▶ Task statement:
Take each line in the entries below that holds "Auswahl" and show it.

---- Material for this exercise

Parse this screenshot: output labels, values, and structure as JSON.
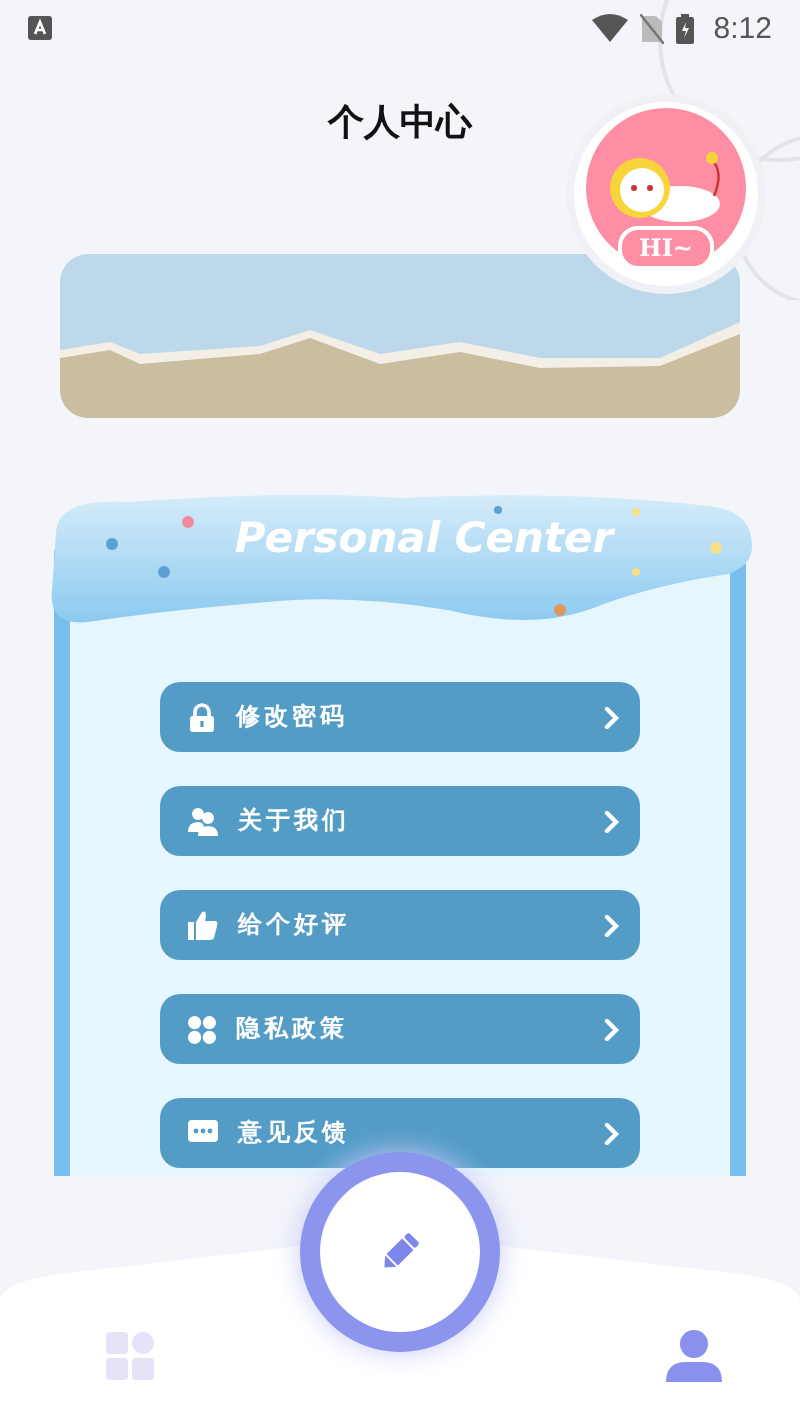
{
  "status_bar": {
    "time": "8:12"
  },
  "header": {
    "title": "个人中心"
  },
  "avatar": {
    "badge": "HI~"
  },
  "card": {
    "title": "Personal Center"
  },
  "menu": [
    {
      "label": "修改密码",
      "kind": "lock"
    },
    {
      "label": "关于我们",
      "kind": "users"
    },
    {
      "label": "给个好评",
      "kind": "thumb"
    },
    {
      "label": "隐私政策",
      "kind": "grid"
    },
    {
      "label": "意见反馈",
      "kind": "chat"
    }
  ],
  "nav": [
    {
      "kind": "grid",
      "selected": false
    },
    {
      "kind": "person",
      "selected": true
    }
  ]
}
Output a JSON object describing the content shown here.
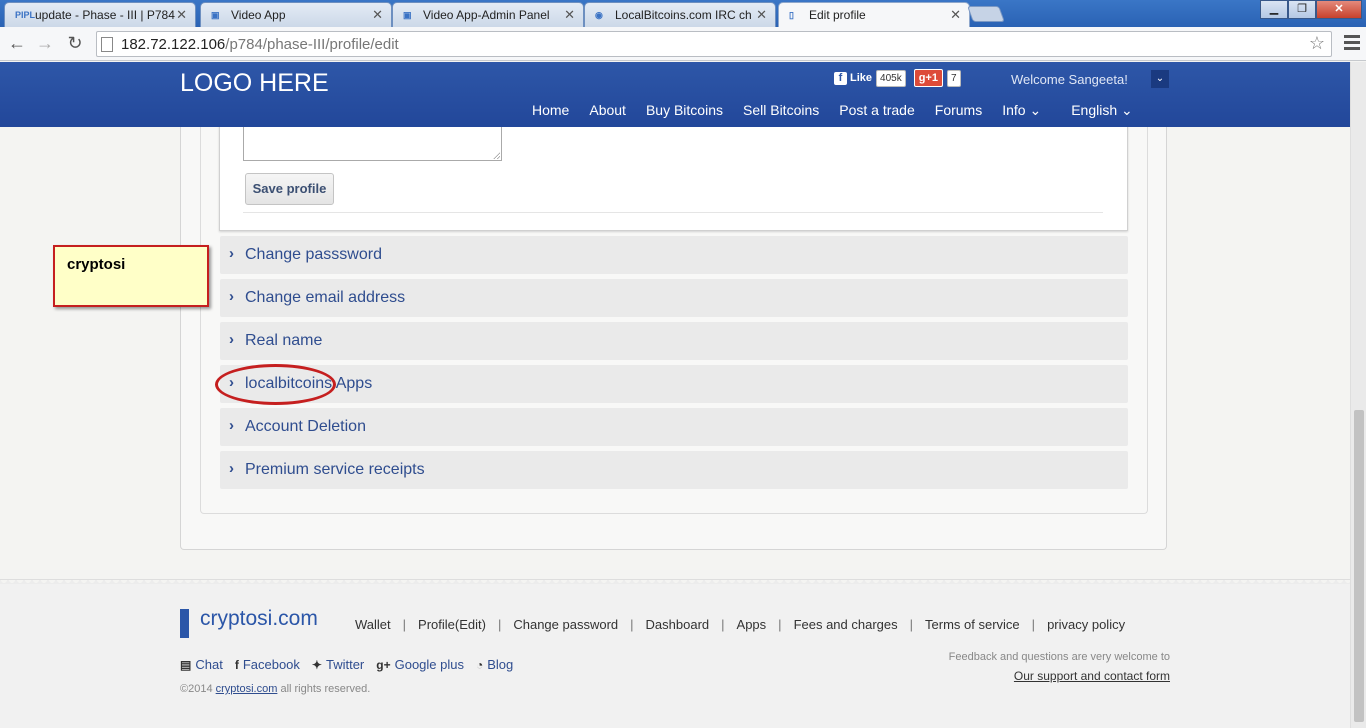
{
  "browser": {
    "tabs": [
      {
        "favicon": "PIPL",
        "title": "update - Phase - III | P784"
      },
      {
        "favicon": "video-app-icon",
        "title": "Video App"
      },
      {
        "favicon": "video-app-icon",
        "title": "Video App-Admin Panel"
      },
      {
        "favicon": "localbitcoins-icon",
        "title": "LocalBitcoins.com IRC ch"
      },
      {
        "favicon": "page-icon",
        "title": "Edit profile"
      }
    ],
    "url_host": "182.72.122.106",
    "url_path": "/p784/phase-III/profile/edit"
  },
  "header": {
    "logo": "LOGO HERE",
    "fb_like": "Like",
    "fb_count": "405k",
    "gplus_label": "g+1",
    "gplus_count": "7",
    "welcome": "Welcome Sangeeta!",
    "nav": [
      "Home",
      "About",
      "Buy Bitcoins",
      "Sell Bitcoins",
      "Post a trade",
      "Forums",
      "Info",
      "English"
    ]
  },
  "form": {
    "save_label": "Save profile"
  },
  "accordion": [
    "Change passsword",
    "Change email address",
    "Real name",
    "localbitcoins Apps",
    "Account Deletion",
    "Premium service receipts"
  ],
  "annotation": {
    "note_text": "cryptosi",
    "note_color": "#ffffc8",
    "highlight_color": "#c51f1f"
  },
  "footer": {
    "brand": "cryptosi.com",
    "links": [
      "Wallet",
      "Profile(Edit)",
      "Change password",
      "Dashboard",
      "Apps",
      "Fees and charges",
      "Terms of service",
      "privacy policy"
    ],
    "social": [
      "Chat",
      "Facebook",
      "Twitter",
      "Google plus",
      "Blog"
    ],
    "copyright_prefix": "©2014",
    "copyright_link": "cryptosi.com",
    "copyright_suffix": "all rights reserved.",
    "feedback": "Feedback and questions are very welcome to",
    "support": "Our support and contact form"
  },
  "colors": {
    "header_blue": "#2e57a8",
    "link_blue": "#2f4d8f"
  }
}
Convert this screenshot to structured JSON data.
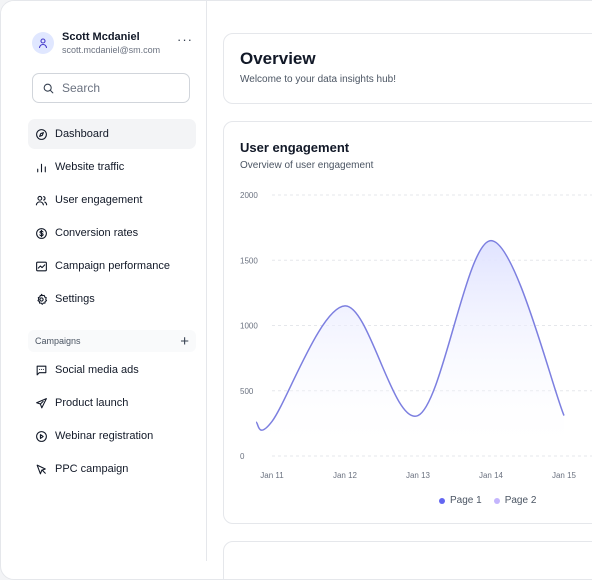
{
  "user": {
    "name": "Scott Mcdaniel",
    "email": "scott.mcdaniel@sm.com",
    "more_label": "···"
  },
  "search": {
    "placeholder": "Search"
  },
  "nav": [
    {
      "label": "Dashboard",
      "icon": "compass-icon",
      "active": true
    },
    {
      "label": "Website traffic",
      "icon": "bar-chart-icon"
    },
    {
      "label": "User engagement",
      "icon": "users-icon"
    },
    {
      "label": "Conversion rates",
      "icon": "dollar-circle-icon"
    },
    {
      "label": "Campaign performance",
      "icon": "line-chart-icon"
    },
    {
      "label": "Settings",
      "icon": "gear-icon"
    }
  ],
  "campaigns": {
    "section_label": "Campaigns",
    "add_label": "+",
    "items": [
      {
        "label": "Social media ads",
        "icon": "message-square-icon"
      },
      {
        "label": "Product launch",
        "icon": "send-icon"
      },
      {
        "label": "Webinar registration",
        "icon": "play-circle-icon"
      },
      {
        "label": "PPC campaign",
        "icon": "cursor-click-icon"
      }
    ]
  },
  "overview": {
    "title": "Overview",
    "subtitle": "Welcome to your data insights hub!"
  },
  "engagement": {
    "title": "User engagement",
    "subtitle": "Overview of user engagement"
  },
  "colors": {
    "series1": "#6366f1",
    "series2": "#c4b5fd",
    "line": "#7c7fe0",
    "fill": "#e0e3ff"
  },
  "chart_data": {
    "type": "area",
    "title": "User engagement",
    "subtitle": "Overview of user engagement",
    "categories": [
      "Jan 11",
      "Jan 12",
      "Jan 13",
      "Jan 14",
      "Jan 15"
    ],
    "x": [
      "Jan 11",
      "Jan 11",
      "Jan 12",
      "Jan 13",
      "Jan 14",
      "Jan 15"
    ],
    "ylim": [
      0,
      2000
    ],
    "yticks": [
      0,
      500,
      1000,
      1500,
      2000
    ],
    "grid": true,
    "legend_position": "bottom",
    "series": [
      {
        "name": "Page 1",
        "values": [
          260,
          1150,
          310,
          1650,
          310
        ]
      },
      {
        "name": "Page 2",
        "values": []
      }
    ]
  }
}
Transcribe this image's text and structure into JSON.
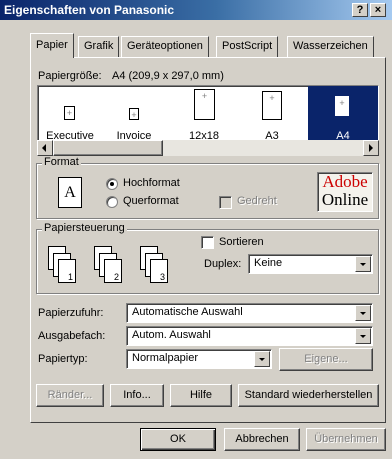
{
  "window": {
    "title": "Eigenschaften von Panasonic",
    "help_button": "?",
    "close_button": "×"
  },
  "tabs": [
    {
      "label": "Papier",
      "active": true
    },
    {
      "label": "Grafik",
      "active": false
    },
    {
      "label": "Geräteoptionen",
      "active": false
    },
    {
      "label": "PostScript",
      "active": false
    },
    {
      "label": "Wasserzeichen",
      "active": false
    }
  ],
  "paper_size": {
    "label": "Papiergröße:",
    "value": "A4 (209,9 x 297,0 mm)",
    "items": [
      {
        "name": "Executive",
        "selected": false
      },
      {
        "name": "Invoice",
        "selected": false
      },
      {
        "name": "12x18",
        "selected": false
      },
      {
        "name": "A3",
        "selected": false
      },
      {
        "name": "A4",
        "selected": true
      }
    ],
    "selection_color": "#0a246a"
  },
  "format": {
    "label": "Format",
    "options": [
      {
        "label": "Hochformat",
        "checked": true
      },
      {
        "label": "Querformat",
        "checked": false
      }
    ],
    "rotated_label": "Gedreht",
    "rotated_enabled": false,
    "preview_letter": "A",
    "adobe_line1": "Adobe",
    "adobe_line2": "Online",
    "adobe_color": "#cc0000"
  },
  "paper_control": {
    "label": "Papiersteuerung",
    "sort_label": "Sortieren",
    "duplex_label": "Duplex:",
    "duplex_value": "Keine",
    "copy_numbers": [
      "1",
      "2",
      "3"
    ]
  },
  "fields": [
    {
      "label": "Papierzufuhr:",
      "value": "Automatische Auswahl"
    },
    {
      "label": "Ausgabefach:",
      "value": "Autom. Auswahl"
    },
    {
      "label": "Papiertyp:",
      "value": "Normalpapier"
    }
  ],
  "buttons": {
    "own": "Eigene...",
    "margins": "Ränder...",
    "info": "Info...",
    "help": "Hilfe",
    "restore": "Standard wiederherstellen",
    "ok": "OK",
    "cancel": "Abbrechen",
    "apply": "Übernehmen"
  }
}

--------

▶ Written response:
      "value": "Automatische Auswahl"
      "value": "Autom. Auswahl"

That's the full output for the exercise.